> [REQUIRED WORK]: Give the count of lines in the entries below that contain the string "European", and only that count.

> [MATERIALS PROVIDED]:
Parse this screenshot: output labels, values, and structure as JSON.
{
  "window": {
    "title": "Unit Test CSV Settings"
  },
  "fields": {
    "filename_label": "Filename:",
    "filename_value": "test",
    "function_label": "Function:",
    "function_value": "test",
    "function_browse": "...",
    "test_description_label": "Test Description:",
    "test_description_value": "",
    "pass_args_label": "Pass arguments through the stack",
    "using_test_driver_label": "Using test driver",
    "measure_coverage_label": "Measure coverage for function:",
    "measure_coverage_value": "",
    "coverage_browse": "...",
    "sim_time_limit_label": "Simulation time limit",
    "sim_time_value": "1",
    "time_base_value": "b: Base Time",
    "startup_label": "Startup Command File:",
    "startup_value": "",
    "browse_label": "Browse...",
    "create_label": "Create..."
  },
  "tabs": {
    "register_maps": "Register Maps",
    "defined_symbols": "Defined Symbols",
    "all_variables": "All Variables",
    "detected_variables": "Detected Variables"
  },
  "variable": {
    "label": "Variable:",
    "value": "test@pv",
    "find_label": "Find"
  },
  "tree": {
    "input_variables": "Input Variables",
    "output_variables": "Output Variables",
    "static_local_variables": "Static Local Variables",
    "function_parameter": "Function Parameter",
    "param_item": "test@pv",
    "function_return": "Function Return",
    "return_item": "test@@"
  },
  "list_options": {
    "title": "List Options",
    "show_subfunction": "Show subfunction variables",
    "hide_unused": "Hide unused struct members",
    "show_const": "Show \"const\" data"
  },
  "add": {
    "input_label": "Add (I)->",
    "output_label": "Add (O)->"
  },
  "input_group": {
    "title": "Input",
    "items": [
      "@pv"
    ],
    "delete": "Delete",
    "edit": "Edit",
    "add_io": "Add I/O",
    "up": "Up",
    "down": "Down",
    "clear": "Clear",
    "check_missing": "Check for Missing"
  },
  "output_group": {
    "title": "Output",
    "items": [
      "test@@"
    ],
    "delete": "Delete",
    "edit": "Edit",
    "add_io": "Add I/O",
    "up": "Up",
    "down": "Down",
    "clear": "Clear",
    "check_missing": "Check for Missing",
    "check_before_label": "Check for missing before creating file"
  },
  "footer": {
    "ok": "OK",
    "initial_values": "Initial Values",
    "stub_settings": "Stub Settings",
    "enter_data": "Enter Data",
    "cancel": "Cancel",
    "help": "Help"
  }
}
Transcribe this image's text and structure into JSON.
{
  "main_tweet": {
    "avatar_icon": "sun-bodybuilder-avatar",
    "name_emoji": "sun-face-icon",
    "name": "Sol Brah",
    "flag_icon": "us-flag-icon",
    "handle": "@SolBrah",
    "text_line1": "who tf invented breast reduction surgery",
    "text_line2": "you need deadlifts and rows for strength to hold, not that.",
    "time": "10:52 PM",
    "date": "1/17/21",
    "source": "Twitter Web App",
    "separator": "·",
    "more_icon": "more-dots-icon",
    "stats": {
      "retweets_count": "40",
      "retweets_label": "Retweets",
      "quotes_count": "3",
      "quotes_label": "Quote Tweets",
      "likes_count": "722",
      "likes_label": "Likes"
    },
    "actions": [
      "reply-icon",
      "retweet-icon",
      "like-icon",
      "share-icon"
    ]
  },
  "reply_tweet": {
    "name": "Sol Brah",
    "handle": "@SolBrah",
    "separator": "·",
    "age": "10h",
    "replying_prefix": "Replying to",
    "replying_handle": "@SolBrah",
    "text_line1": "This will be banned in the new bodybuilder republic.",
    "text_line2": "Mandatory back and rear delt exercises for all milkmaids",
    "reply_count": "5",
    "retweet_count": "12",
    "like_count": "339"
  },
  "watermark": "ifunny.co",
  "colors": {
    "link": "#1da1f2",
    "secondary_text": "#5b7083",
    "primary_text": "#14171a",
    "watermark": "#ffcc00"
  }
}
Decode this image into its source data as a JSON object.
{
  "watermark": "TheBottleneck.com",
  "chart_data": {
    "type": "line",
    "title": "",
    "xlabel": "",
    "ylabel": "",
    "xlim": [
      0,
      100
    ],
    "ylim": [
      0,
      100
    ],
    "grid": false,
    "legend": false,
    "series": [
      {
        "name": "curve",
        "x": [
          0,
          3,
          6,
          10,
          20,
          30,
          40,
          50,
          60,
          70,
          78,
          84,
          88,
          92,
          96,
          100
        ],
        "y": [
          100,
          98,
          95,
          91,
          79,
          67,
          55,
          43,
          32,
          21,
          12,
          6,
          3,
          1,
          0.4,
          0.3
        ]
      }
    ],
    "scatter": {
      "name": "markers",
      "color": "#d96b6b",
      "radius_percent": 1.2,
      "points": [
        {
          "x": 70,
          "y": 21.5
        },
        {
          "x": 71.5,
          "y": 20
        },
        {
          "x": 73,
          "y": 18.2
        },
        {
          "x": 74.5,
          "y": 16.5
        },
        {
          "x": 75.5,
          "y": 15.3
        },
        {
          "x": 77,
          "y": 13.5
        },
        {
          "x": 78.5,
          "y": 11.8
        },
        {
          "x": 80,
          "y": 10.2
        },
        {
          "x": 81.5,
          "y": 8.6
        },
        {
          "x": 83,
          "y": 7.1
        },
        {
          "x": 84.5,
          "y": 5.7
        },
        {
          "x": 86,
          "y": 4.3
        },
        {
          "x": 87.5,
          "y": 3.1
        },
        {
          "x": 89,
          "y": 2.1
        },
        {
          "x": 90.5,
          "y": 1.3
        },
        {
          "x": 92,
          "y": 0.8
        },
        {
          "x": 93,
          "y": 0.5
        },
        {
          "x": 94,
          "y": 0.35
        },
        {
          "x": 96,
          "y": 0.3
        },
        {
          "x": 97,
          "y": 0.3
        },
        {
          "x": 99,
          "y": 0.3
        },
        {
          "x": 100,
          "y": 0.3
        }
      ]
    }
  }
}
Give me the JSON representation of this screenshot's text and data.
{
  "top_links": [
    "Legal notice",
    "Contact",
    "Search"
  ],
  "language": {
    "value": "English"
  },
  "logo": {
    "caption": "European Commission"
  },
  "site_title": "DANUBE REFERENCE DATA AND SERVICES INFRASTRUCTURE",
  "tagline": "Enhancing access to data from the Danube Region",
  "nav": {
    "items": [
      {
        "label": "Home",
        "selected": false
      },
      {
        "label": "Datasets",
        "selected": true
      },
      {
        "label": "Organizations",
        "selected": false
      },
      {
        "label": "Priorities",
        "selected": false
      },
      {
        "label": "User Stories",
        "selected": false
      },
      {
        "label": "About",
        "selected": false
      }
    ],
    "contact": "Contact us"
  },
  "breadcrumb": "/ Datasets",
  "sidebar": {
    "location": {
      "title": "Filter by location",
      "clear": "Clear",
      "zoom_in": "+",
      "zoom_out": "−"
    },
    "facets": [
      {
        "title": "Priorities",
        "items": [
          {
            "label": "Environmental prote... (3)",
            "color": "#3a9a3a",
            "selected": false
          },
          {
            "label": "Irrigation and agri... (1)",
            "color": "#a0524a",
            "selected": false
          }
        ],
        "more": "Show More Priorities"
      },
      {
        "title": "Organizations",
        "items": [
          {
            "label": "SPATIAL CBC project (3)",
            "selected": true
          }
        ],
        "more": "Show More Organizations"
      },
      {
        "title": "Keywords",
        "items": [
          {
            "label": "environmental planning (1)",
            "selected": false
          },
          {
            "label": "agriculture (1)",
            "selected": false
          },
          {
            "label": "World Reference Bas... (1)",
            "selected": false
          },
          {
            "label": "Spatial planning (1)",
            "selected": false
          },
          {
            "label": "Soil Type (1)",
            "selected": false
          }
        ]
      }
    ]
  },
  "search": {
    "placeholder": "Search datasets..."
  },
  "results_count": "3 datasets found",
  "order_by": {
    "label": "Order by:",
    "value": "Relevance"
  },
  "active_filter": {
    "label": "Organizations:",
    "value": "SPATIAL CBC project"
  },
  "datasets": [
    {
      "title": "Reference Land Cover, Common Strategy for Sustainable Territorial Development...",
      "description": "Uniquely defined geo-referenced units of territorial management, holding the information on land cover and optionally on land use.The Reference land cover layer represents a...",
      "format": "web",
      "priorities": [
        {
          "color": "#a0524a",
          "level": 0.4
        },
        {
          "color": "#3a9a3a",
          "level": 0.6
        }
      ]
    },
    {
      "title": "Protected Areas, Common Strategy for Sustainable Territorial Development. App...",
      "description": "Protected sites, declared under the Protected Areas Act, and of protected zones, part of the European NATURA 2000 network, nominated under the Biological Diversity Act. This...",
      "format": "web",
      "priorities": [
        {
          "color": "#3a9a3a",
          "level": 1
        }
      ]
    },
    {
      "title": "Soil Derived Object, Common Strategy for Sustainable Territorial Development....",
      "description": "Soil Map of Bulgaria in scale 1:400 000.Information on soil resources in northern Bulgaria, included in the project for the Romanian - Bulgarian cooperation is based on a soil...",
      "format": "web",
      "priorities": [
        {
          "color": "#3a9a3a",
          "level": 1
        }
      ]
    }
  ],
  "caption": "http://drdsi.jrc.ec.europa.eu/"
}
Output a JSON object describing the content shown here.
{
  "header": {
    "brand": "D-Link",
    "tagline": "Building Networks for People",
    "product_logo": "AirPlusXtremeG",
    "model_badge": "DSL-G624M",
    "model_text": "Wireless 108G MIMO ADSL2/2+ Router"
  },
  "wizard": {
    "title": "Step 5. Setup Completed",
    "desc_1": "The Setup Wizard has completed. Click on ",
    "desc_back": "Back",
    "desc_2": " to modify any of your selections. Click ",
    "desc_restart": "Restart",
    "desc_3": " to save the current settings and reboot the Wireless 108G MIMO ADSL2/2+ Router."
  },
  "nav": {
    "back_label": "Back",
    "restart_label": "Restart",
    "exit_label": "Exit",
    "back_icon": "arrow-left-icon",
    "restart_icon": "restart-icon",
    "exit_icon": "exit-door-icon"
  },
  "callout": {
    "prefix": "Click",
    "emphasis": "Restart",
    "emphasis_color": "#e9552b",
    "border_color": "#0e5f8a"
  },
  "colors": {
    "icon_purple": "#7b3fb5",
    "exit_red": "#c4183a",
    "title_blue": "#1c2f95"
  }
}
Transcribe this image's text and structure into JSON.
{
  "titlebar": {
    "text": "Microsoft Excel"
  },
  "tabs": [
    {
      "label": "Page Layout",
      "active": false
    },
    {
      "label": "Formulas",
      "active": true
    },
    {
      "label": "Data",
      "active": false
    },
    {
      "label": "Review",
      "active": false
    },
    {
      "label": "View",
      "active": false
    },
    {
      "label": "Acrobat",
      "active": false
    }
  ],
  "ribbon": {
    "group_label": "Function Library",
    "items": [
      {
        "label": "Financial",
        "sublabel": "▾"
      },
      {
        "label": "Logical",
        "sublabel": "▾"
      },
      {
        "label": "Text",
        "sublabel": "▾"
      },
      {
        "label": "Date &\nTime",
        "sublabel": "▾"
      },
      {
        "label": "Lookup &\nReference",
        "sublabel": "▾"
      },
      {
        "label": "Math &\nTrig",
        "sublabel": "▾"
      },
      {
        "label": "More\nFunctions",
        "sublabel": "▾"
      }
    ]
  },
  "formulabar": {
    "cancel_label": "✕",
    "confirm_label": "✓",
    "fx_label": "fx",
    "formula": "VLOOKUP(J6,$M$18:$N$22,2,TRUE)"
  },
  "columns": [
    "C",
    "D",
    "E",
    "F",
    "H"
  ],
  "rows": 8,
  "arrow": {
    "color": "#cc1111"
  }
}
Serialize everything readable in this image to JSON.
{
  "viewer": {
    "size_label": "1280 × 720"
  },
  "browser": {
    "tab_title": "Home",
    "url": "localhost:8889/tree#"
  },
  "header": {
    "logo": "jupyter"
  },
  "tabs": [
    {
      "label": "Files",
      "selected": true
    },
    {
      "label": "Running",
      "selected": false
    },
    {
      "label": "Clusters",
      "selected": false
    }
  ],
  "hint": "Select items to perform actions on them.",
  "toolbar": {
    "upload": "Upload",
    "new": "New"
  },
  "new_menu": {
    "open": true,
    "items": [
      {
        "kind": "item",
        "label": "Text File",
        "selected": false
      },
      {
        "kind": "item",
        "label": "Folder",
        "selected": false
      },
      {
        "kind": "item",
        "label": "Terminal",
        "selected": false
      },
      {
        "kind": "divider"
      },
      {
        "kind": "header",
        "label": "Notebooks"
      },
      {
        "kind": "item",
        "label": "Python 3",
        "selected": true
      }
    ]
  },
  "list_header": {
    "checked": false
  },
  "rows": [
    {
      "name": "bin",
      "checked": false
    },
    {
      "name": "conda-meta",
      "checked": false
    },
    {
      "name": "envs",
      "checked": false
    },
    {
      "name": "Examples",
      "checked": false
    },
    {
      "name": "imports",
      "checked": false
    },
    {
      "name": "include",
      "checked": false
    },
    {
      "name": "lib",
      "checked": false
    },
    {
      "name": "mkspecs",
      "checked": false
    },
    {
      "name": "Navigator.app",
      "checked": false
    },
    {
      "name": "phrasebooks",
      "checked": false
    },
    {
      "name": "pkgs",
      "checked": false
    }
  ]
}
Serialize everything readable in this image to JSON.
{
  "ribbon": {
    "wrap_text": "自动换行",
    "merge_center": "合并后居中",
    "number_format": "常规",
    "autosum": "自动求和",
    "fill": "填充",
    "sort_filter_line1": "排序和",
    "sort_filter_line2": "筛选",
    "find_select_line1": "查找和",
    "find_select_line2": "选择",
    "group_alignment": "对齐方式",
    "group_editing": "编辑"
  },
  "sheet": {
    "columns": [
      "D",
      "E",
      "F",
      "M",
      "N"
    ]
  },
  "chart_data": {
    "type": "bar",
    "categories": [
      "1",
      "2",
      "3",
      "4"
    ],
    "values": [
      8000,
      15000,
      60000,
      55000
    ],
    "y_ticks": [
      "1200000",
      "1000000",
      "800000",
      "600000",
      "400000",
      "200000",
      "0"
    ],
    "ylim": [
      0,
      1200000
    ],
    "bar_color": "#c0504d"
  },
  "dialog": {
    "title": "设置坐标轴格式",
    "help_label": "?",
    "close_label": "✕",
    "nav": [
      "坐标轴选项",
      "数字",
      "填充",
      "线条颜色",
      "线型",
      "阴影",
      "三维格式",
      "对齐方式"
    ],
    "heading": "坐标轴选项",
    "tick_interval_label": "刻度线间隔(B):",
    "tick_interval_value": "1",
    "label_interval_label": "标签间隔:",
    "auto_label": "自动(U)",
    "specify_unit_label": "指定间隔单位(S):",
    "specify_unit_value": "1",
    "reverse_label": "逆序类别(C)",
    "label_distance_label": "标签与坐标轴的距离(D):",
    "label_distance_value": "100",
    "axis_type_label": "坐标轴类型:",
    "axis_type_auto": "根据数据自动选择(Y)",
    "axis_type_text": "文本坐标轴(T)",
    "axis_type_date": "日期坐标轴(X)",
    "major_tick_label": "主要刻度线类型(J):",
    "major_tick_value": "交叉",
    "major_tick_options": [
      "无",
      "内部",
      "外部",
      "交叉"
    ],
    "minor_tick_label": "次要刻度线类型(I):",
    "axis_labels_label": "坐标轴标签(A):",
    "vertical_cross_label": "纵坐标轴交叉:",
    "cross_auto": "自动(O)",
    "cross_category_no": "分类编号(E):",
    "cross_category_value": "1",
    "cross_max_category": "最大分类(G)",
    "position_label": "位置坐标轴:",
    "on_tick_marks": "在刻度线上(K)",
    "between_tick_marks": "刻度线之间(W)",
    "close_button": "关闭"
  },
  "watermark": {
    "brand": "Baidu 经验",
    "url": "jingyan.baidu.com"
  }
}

> [YOUR RESPONSE]: 2